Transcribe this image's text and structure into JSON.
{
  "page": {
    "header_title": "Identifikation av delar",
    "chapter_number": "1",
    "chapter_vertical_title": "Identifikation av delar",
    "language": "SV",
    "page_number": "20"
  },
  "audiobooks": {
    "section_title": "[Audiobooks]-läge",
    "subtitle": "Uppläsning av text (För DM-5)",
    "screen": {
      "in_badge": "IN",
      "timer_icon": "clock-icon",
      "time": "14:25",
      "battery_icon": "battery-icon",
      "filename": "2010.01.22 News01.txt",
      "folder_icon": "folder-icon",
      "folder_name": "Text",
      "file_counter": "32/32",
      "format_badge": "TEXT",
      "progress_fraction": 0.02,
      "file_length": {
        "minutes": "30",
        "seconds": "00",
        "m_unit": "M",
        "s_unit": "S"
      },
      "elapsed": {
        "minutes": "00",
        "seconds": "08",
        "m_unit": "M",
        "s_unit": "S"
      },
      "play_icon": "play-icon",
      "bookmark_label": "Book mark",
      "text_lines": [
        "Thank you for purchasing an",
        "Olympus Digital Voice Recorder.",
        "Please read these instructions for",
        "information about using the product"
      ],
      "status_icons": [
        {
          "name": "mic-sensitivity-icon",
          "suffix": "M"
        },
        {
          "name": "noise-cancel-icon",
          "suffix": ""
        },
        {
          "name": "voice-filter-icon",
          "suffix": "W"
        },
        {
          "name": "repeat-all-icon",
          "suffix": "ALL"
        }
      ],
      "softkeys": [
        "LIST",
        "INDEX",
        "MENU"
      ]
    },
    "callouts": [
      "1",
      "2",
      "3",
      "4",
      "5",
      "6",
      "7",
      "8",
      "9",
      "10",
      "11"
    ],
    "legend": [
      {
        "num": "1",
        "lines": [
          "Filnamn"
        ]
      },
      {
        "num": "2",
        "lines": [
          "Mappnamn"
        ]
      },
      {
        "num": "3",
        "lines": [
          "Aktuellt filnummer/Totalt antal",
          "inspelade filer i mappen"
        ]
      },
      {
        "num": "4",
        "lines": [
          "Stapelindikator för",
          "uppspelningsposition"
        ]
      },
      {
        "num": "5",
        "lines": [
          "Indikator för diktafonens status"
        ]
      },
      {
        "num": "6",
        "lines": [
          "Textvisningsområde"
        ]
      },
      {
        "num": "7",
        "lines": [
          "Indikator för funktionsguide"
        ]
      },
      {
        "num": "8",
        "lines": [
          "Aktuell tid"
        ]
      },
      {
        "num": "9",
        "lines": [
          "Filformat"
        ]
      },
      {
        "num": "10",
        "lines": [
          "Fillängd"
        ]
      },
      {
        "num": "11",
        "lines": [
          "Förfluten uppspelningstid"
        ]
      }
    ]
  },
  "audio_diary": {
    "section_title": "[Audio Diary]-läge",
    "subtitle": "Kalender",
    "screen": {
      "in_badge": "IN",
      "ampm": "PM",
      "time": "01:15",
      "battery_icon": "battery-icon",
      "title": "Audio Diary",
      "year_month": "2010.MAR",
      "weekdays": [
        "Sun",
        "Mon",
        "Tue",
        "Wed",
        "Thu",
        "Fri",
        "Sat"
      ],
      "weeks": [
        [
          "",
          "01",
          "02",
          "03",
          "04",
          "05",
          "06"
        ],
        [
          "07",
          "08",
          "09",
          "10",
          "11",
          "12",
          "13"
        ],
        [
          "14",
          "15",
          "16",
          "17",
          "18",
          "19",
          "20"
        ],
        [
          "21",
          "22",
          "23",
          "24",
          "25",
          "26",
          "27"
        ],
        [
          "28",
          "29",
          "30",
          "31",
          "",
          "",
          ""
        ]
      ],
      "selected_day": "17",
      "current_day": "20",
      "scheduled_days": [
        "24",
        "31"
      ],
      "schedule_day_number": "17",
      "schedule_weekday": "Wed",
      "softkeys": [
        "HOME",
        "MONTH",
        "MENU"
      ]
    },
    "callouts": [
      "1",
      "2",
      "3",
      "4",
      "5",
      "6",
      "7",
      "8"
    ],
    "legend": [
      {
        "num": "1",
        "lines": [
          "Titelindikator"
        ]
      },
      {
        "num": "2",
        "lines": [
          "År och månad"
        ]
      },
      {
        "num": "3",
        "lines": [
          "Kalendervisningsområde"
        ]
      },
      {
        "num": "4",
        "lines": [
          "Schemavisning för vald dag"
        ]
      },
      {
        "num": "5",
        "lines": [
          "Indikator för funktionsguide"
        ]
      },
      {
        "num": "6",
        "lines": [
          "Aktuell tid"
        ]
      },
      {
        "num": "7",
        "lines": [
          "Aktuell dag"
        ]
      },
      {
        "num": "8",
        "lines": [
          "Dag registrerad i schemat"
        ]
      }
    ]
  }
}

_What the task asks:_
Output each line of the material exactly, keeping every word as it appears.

_Exercise solution:_
Transcribe this image's text and structure into JSON.
{
  "page": {
    "header_title": "Identifikation av delar",
    "chapter_number": "1",
    "chapter_vertical_title": "Identifikation av delar",
    "language": "SV",
    "page_number": "20"
  },
  "audiobooks": {
    "section_title": "[Audiobooks]-läge",
    "subtitle": "Uppläsning av text (För DM-5)",
    "screen": {
      "in_badge": "IN",
      "timer_icon": "clock-icon",
      "time": "14:25",
      "battery_icon": "battery-icon",
      "filename": "2010.01.22 News01.txt",
      "folder_icon": "folder-icon",
      "folder_name": "Text",
      "file_counter": "32/32",
      "format_badge": "TEXT",
      "progress_fraction": 0.02,
      "file_length": {
        "minutes": "30",
        "seconds": "00",
        "m_unit": "M",
        "s_unit": "S"
      },
      "elapsed": {
        "minutes": "00",
        "seconds": "08",
        "m_unit": "M",
        "s_unit": "S"
      },
      "play_icon": "play-icon",
      "bookmark_label": "Book mark",
      "text_lines": [
        "Thank you for purchasing an",
        "Olympus Digital Voice Recorder.",
        "Please read these instructions for",
        "information about using the product"
      ],
      "status_icons": [
        {
          "name": "mic-sensitivity-icon",
          "suffix": "M"
        },
        {
          "name": "noise-cancel-icon",
          "suffix": ""
        },
        {
          "name": "voice-filter-icon",
          "suffix": "W"
        },
        {
          "name": "repeat-all-icon",
          "suffix": "ALL"
        }
      ],
      "softkeys": [
        "LIST",
        "INDEX",
        "MENU"
      ]
    },
    "callouts": [
      "1",
      "2",
      "3",
      "4",
      "5",
      "6",
      "7",
      "8",
      "9",
      "10",
      "11"
    ],
    "legend": [
      {
        "num": "1",
        "lines": [
          "Filnamn"
        ]
      },
      {
        "num": "2",
        "lines": [
          "Mappnamn"
        ]
      },
      {
        "num": "3",
        "lines": [
          "Aktuellt filnummer/Totalt antal",
          "inspelade filer i mappen"
        ]
      },
      {
        "num": "4",
        "lines": [
          "Stapelindikator för",
          "uppspelningsposition"
        ]
      },
      {
        "num": "5",
        "lines": [
          "Indikator för diktafonens status"
        ]
      },
      {
        "num": "6",
        "lines": [
          "Textvisningsområde"
        ]
      },
      {
        "num": "7",
        "lines": [
          "Indikator för funktionsguide"
        ]
      },
      {
        "num": "8",
        "lines": [
          "Aktuell tid"
        ]
      },
      {
        "num": "9",
        "lines": [
          "Filformat"
        ]
      },
      {
        "num": "10",
        "lines": [
          "Fillängd"
        ]
      },
      {
        "num": "11",
        "lines": [
          "Förfluten uppspelningstid"
        ]
      }
    ]
  },
  "audio_diary": {
    "section_title": "[Audio Diary]-läge",
    "subtitle": "Kalender",
    "screen": {
      "in_badge": "IN",
      "ampm": "PM",
      "time": "01:15",
      "battery_icon": "battery-icon",
      "title": "Audio Diary",
      "year_month": "2010.MAR",
      "weekdays": [
        "Sun",
        "Mon",
        "Tue",
        "Wed",
        "Thu",
        "Fri",
        "Sat"
      ],
      "weeks": [
        [
          "",
          "01",
          "02",
          "03",
          "04",
          "05",
          "06"
        ],
        [
          "07",
          "08",
          "09",
          "10",
          "11",
          "12",
          "13"
        ],
        [
          "14",
          "15",
          "16",
          "17",
          "18",
          "19",
          "20"
        ],
        [
          "21",
          "22",
          "23",
          "24",
          "25",
          "26",
          "27"
        ],
        [
          "28",
          "29",
          "30",
          "31",
          "",
          "",
          ""
        ]
      ],
      "selected_day": "17",
      "current_day": "20",
      "scheduled_days": [
        "24",
        "31"
      ],
      "schedule_day_number": "17",
      "schedule_weekday": "Wed",
      "softkeys": [
        "HOME",
        "MONTH",
        "MENU"
      ]
    },
    "callouts": [
      "1",
      "2",
      "3",
      "4",
      "5",
      "6",
      "7",
      "8"
    ],
    "legend": [
      {
        "num": "1",
        "lines": [
          "Titelindikator"
        ]
      },
      {
        "num": "2",
        "lines": [
          "År och månad"
        ]
      },
      {
        "num": "3",
        "lines": [
          "Kalendervisningsområde"
        ]
      },
      {
        "num": "4",
        "lines": [
          "Schemavisning för vald dag"
        ]
      },
      {
        "num": "5",
        "lines": [
          "Indikator för funktionsguide"
        ]
      },
      {
        "num": "6",
        "lines": [
          "Aktuell tid"
        ]
      },
      {
        "num": "7",
        "lines": [
          "Aktuell dag"
        ]
      },
      {
        "num": "8",
        "lines": [
          "Dag registrerad i schemat"
        ]
      }
    ]
  }
}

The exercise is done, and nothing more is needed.